> _THE TASK_: All records given below must be printed word for word.
*** Opening of EXERCISE DATA ***
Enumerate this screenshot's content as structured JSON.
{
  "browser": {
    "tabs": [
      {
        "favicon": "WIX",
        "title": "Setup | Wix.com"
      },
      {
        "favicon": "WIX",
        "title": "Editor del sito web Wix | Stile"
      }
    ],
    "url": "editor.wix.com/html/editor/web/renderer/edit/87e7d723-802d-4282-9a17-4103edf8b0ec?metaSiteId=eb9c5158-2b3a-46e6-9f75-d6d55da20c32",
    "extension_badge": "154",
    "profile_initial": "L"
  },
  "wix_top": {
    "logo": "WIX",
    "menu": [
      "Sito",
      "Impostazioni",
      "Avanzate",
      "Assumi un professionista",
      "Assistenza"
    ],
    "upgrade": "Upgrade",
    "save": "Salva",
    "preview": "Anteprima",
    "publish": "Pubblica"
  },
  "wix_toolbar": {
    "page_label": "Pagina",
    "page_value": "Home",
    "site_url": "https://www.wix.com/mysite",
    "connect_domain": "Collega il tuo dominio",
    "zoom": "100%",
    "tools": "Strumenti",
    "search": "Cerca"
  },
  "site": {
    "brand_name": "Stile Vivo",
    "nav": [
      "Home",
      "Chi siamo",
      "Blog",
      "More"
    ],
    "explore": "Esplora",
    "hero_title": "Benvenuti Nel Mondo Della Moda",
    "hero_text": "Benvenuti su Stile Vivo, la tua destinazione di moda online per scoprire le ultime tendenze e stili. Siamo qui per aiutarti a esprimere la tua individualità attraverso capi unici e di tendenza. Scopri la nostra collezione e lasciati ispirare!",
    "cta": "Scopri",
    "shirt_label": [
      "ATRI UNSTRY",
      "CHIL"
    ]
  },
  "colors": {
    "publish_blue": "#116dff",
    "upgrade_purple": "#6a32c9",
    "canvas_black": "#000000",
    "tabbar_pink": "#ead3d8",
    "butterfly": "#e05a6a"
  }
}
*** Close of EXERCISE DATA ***
> _EXERCISE OUTPUT_:
Enumerate this screenshot's content as structured JSON.
{
  "browser": {
    "tabs": [
      {
        "favicon": "WIX",
        "title": "Setup | Wix.com"
      },
      {
        "favicon": "WIX",
        "title": "Editor del sito web Wix | Stile"
      }
    ],
    "url": "editor.wix.com/html/editor/web/renderer/edit/87e7d723-802d-4282-9a17-4103edf8b0ec?metaSiteId=eb9c5158-2b3a-46e6-9f75-d6d55da20c32",
    "extension_badge": "154",
    "profile_initial": "L"
  },
  "wix_top": {
    "logo": "WIX",
    "menu": [
      "Sito",
      "Impostazioni",
      "Avanzate",
      "Assumi un professionista",
      "Assistenza"
    ],
    "upgrade": "Upgrade",
    "save": "Salva",
    "preview": "Anteprima",
    "publish": "Pubblica"
  },
  "wix_toolbar": {
    "page_label": "Pagina",
    "page_value": "Home",
    "site_url": "https://www.wix.com/mysite",
    "connect_domain": "Collega il tuo dominio",
    "zoom": "100%",
    "tools": "Strumenti",
    "search": "Cerca"
  },
  "site": {
    "brand_name": "Stile Vivo",
    "nav": [
      "Home",
      "Chi siamo",
      "Blog",
      "More"
    ],
    "explore": "Esplora",
    "hero_title": "Benvenuti Nel Mondo Della Moda",
    "hero_text": "Benvenuti su Stile Vivo, la tua destinazione di moda online per scoprire le ultime tendenze e stili. Siamo qui per aiutarti a esprimere la tua individualità attraverso capi unici e di tendenza. Scopri la nostra collezione e lasciati ispirare!",
    "cta": "Scopri",
    "shirt_label": [
      "ATRI UNSTRY",
      "CHIL"
    ]
  },
  "colors": {
    "publish_blue": "#116dff",
    "upgrade_purple": "#6a32c9",
    "canvas_black": "#000000",
    "tabbar_pink": "#ead3d8",
    "butterfly": "#e05a6a"
  }
}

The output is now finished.